Tom Wilson, 27 February 1992
It has often been said that the Irish tragedy can be ended only by political means. In this political autobiography, Dr Garret FitzGerald gives a fascinating account of his own attempts to contribute to this end. It was a role for which he seemed better-equipped than any other party leader in the Republic. His political lineage as a nationalist was impeccable: both his parents had been engaged in the struggle for national independence. When British rule came to an end and civil war broke out within the Irish Free State, his father took the side of the new government, in which he subsequently became Foreign Minister. Through his mother, an Ulster Presbyterian by origin, he also acquired contacts in the North quite unusual among Dublin politicians.
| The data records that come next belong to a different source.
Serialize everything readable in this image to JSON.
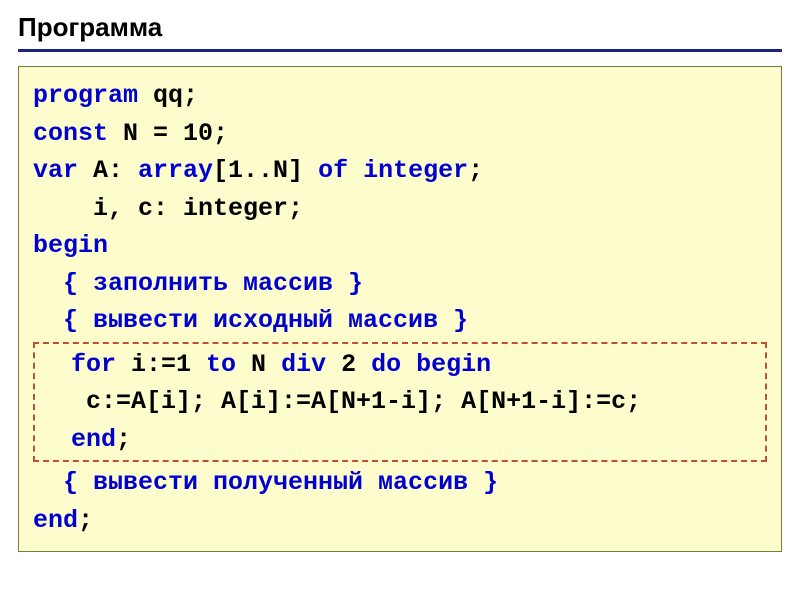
{
  "title": "Программа",
  "code": {
    "l1a": "program",
    "l1b": " qq;",
    "l2a": "const",
    "l2b": " N = 10;",
    "l3a": "var",
    "l3b": " A: ",
    "l3c": "array",
    "l3d": "[1..N] ",
    "l3e": "of integer",
    "l3f": ";",
    "l4": "    i, c: integer;",
    "l5": "begin",
    "l6": "  { заполнить массив }",
    "l7": "  { вывести исходный массив }",
    "l8a": "  for",
    "l8b": " i:=1 ",
    "l8c": "to",
    "l8d": " N ",
    "l8e": "div",
    "l8f": " 2 ",
    "l8g": "do begin",
    "l9": "   c:=A[i]; A[i]:=A[N+1-i]; A[N+1-i]:=c;",
    "l10": "  end",
    "l10b": ";",
    "l11": "  { вывести полученный массив }",
    "l12": "end",
    "l12b": ";"
  }
}
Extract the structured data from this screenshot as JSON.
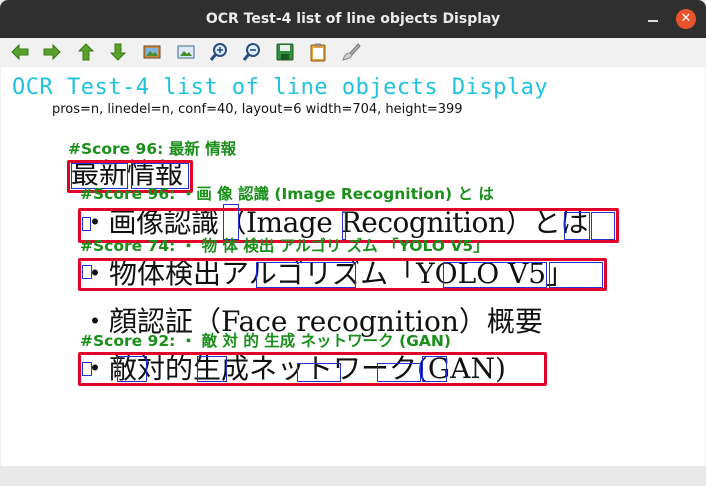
{
  "window": {
    "title": "OCR Test-4 list of line objects Display",
    "close_glyph": "✕"
  },
  "toolbar": {
    "icons": [
      "arrow-left-icon",
      "arrow-right-icon",
      "arrow-up-icon",
      "arrow-down-icon",
      "image-icon",
      "fit-image-icon",
      "zoom-in-icon",
      "zoom-out-icon",
      "save-icon",
      "clipboard-icon",
      "brush-icon"
    ]
  },
  "display": {
    "heading": "OCR Test-4 list of line objects Display",
    "params": "pros=n, linedel=n, conf=40, layout=6  width=704, height=399",
    "lines": [
      {
        "score_label": "#Score 96:  最新 情報",
        "text": "最新情報"
      },
      {
        "score_label": "#Score 96:  ・画 像 認識 (Image Recognition) と は",
        "text": "・画像認識（Image Recognition）とは"
      },
      {
        "score_label": "#Score 74:  ・ 物 体 検出 アルゴリ ズム 「YOLO V5」",
        "text": "・物体検出アルゴリズム「YOLO V5」"
      },
      {
        "text": "・顔認証（Face recognition）概要"
      },
      {
        "score_label": "#Score 92:  ・ 敵 対 的 生成 ネットワーク (GAN)",
        "text": "・敵対的生成ネットワーク(GAN)"
      }
    ]
  },
  "colors": {
    "heading": "#1fc3dc",
    "score": "#1a8f1a",
    "line_box": "#e3002b",
    "word_box": "#2432d6"
  }
}
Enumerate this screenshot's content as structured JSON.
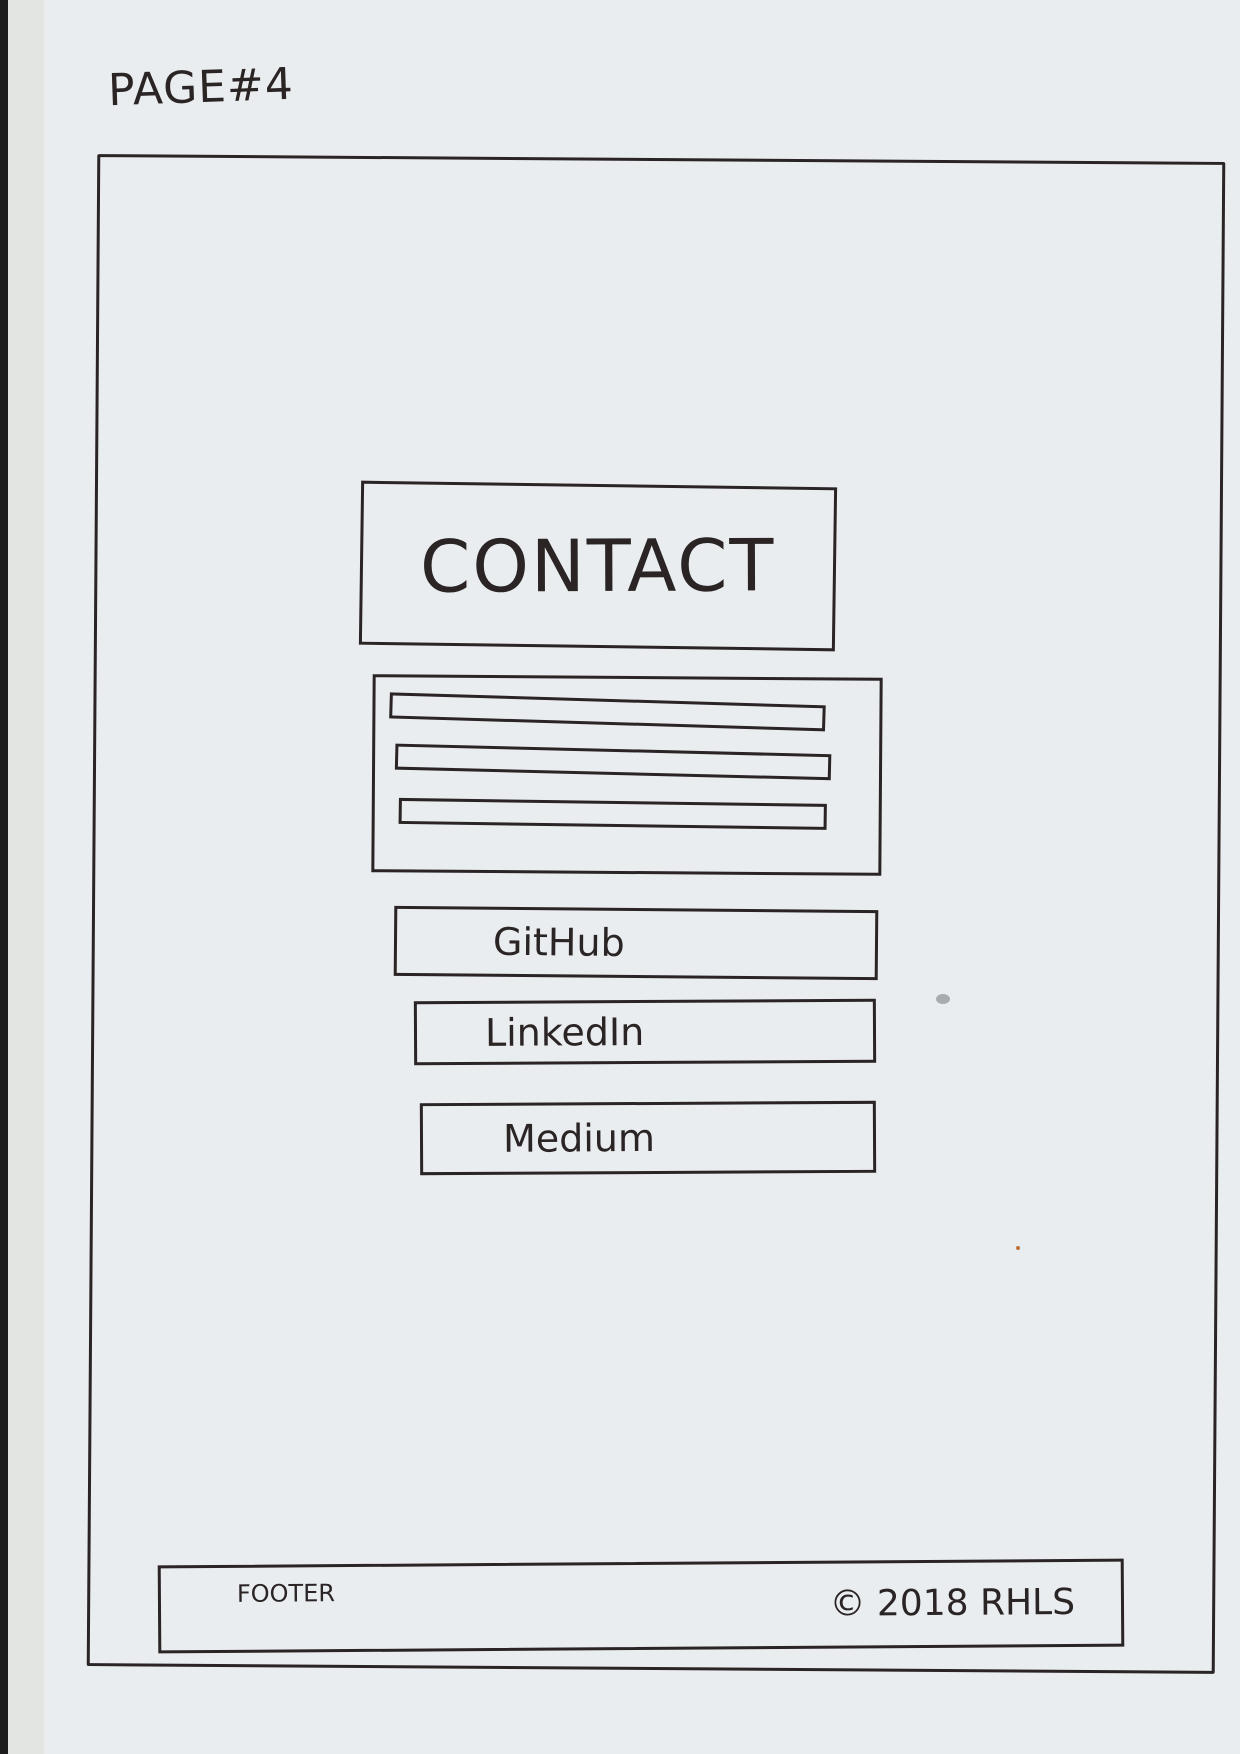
{
  "page_label": "PAGE#4",
  "header": {
    "title": "CONTACT"
  },
  "contact_form": {
    "fields": [
      {
        "name": "field-1"
      },
      {
        "name": "field-2"
      },
      {
        "name": "field-3"
      }
    ]
  },
  "links": {
    "github": "GitHub",
    "linkedin": "LinkedIn",
    "medium": "Medium"
  },
  "footer": {
    "label": "FOOTER",
    "copyright": "© 2018 RHLS"
  },
  "colors": {
    "ink": "#2a2424",
    "paper": "#eaedf0"
  }
}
To the experience of growing up in a distinguished political and literary family, he could add his own experience as an administrator and an academic.